Me, I have a special situation as I live in a New York apartment with substandard kitchen cabinets. The 19.5"-tall NatureMill wouldn't fit into my cabinets, so I had to leave it on a countertop. My bed is just a few feet from the collection of cabinets I call my kitchen, so I would hear the unmuffled machine when it kicked in at night. I'm a heavy sleeper so it wasn't a problem for me, but a friend who was housesitting for me commented that it sounded like something noisy happening far away, like a power drill being used down the hall.
After a few months the machine gets broken in, and the motor becomes less noisy. After six months of use I now rarely notice when the machine kicks in, to the point where I'll sometimes check it to make sure it's still on.
You may want to measure your kitchen cabinets to see if the machine will fit. You'll need an inch or so more than the 19.5"-height of the machine, because you'll have to install a sliding shelf so you can pull the machine out, to be able to open the lid.
Alternatively you could leave the machine on the floor, say, next to the refrigerator, which I wish I could do for the sake of convenience--a foot pedal on the NatureMill Pro model makes it easy to pop the lid open and dump food in. But I was unable to have the machine on the floor because I own two dogs. (The dogs are so good at opening things I wouldn't be surprised to find them reading my mail.)
NatureMill's machine remained easy to use throughout the length of the testing process. Because there's so little required in the way of maintenance and activity, I basically look at it as passive recycling; rather than dumping food waste into the garbage, I just scrape my plate off into the NatureMill. The machine does the rest, except for the five minutes of sifting I do every three weeks, which I consider a worthwhile time trade-off. (For details on how the NatureMill process works, click here.)
So many of the products we own are for entertainment or business, so it's nice to use an object whose sole purpose is to better the environment. It is simply amazing to be turning waste into beautiful soil on a regular basis, and an added benefit is that your kitchen garbage will no longer smell, because there's nothing in there that can rot.

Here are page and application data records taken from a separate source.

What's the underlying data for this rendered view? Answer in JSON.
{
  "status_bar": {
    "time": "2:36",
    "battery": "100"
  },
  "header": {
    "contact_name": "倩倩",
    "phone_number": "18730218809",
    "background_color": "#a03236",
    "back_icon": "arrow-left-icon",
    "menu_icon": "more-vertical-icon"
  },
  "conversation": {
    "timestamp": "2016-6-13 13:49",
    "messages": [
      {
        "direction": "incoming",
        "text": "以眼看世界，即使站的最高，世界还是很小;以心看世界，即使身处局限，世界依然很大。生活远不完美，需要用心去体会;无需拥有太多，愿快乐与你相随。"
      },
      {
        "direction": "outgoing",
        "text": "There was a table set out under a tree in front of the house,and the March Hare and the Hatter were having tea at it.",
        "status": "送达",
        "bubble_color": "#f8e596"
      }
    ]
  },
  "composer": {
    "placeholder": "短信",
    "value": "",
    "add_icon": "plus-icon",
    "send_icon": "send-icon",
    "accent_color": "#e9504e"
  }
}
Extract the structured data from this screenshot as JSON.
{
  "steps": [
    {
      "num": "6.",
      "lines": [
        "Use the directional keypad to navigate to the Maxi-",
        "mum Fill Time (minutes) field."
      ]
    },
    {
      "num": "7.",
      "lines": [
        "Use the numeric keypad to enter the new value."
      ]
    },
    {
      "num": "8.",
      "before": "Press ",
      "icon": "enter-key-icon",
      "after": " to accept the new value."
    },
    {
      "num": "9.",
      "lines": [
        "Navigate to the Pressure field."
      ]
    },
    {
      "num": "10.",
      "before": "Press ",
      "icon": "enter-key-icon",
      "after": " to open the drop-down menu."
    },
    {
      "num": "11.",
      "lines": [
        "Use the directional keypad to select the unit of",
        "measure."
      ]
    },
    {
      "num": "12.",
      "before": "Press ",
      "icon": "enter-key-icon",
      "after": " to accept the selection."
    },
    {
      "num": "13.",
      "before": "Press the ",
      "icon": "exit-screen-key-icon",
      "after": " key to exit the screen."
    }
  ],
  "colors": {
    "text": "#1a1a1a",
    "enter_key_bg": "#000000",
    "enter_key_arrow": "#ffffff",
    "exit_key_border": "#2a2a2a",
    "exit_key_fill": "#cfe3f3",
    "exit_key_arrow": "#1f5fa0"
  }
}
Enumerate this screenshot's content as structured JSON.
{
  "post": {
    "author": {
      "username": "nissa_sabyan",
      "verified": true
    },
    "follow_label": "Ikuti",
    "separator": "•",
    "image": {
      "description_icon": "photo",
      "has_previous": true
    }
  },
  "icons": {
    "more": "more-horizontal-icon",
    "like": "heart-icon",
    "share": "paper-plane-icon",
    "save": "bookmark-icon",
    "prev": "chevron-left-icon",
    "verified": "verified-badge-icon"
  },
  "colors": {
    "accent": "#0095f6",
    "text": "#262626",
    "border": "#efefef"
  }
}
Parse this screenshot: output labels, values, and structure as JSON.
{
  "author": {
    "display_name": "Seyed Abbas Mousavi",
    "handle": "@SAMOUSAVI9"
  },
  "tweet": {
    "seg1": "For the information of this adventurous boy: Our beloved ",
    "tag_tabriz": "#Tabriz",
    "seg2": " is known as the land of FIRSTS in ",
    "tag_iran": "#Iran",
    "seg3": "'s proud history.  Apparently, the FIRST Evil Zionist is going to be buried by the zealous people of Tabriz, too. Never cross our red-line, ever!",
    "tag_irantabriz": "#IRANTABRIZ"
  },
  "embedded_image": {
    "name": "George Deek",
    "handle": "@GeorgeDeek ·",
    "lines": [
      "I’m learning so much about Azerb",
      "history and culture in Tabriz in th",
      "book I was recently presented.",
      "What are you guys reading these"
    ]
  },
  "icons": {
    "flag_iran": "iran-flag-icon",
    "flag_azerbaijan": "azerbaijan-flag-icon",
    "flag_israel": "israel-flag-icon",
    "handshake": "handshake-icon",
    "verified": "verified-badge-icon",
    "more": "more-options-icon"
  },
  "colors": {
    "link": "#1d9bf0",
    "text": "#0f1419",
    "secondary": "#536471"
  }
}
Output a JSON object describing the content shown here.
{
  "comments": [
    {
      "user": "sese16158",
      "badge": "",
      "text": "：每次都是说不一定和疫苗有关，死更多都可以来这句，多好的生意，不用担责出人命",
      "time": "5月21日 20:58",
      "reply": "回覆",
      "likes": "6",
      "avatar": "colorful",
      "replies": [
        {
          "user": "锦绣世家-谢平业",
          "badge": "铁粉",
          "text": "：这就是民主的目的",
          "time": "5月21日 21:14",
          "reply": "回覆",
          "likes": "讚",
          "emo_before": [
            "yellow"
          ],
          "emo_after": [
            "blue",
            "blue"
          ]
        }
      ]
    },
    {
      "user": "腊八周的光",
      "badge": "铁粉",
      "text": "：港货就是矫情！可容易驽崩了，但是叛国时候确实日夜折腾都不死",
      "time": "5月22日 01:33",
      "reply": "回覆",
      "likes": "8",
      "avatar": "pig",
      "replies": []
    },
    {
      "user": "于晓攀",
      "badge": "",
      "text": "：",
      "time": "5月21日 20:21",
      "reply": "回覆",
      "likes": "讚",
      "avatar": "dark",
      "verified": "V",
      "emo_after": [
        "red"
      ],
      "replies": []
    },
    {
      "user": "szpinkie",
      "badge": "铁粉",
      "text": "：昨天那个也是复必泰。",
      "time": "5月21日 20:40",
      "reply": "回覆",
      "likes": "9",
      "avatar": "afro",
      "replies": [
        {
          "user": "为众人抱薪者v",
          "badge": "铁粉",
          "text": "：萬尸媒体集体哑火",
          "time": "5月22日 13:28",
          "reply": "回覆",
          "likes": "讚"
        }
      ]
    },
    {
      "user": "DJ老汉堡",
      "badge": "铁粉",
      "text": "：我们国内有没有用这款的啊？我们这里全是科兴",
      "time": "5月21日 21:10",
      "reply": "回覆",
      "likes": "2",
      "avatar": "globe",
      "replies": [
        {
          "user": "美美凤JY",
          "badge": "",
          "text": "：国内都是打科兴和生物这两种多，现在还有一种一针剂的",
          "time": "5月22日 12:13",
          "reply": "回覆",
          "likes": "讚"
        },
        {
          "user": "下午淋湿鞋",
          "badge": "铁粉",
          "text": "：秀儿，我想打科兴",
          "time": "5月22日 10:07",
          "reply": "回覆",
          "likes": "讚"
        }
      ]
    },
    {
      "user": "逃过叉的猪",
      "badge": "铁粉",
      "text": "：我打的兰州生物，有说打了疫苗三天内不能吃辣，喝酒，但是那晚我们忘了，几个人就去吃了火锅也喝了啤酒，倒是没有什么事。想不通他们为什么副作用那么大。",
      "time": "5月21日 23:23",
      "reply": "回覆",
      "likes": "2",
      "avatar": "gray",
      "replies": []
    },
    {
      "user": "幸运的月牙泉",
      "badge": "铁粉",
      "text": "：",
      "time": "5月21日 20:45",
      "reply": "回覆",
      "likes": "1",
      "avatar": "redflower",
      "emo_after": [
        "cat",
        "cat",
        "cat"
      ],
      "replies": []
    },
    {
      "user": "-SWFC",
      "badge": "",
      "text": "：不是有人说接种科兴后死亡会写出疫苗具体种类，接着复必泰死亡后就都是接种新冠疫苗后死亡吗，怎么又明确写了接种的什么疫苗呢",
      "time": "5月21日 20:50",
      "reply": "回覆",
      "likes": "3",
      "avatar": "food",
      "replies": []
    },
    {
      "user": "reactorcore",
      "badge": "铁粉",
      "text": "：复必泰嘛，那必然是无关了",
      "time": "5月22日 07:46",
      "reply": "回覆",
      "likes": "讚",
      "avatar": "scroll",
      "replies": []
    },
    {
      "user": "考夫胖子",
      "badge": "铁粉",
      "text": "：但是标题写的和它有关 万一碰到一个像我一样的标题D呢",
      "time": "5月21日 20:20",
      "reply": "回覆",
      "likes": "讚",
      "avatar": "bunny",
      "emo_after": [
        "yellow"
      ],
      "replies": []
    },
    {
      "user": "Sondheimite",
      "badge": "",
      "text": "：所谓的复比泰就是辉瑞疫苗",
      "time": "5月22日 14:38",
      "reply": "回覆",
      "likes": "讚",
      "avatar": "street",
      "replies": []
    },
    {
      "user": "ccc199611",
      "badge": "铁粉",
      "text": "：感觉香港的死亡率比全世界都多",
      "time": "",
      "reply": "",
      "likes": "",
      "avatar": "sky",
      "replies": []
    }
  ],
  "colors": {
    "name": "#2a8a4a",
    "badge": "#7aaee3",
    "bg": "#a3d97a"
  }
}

I wish they made high-capacity machines like this and that it was law for every restaurant to install them. If you walk through, say, New York's Chinatown with its high concentration of restaurants, at night you can see and smell bags of discarded, rotting food everywhere. Night after night, every night. Imagine if all of that could be returned to the earth as soil, and make the city smell better to boot!
There are plenty of products that I love and use every day, but I can't recommend an iPad or a Dyson vacuum to everyone because not all of you have the need for them. But NatureMill's product is different, because all of us eat and all of us generate food waste. They've come up with a convenient, low-hassle way for us to avoid adding that stuff to landfill, and if every one of us used one it would make a huge difference in the planet's well-being.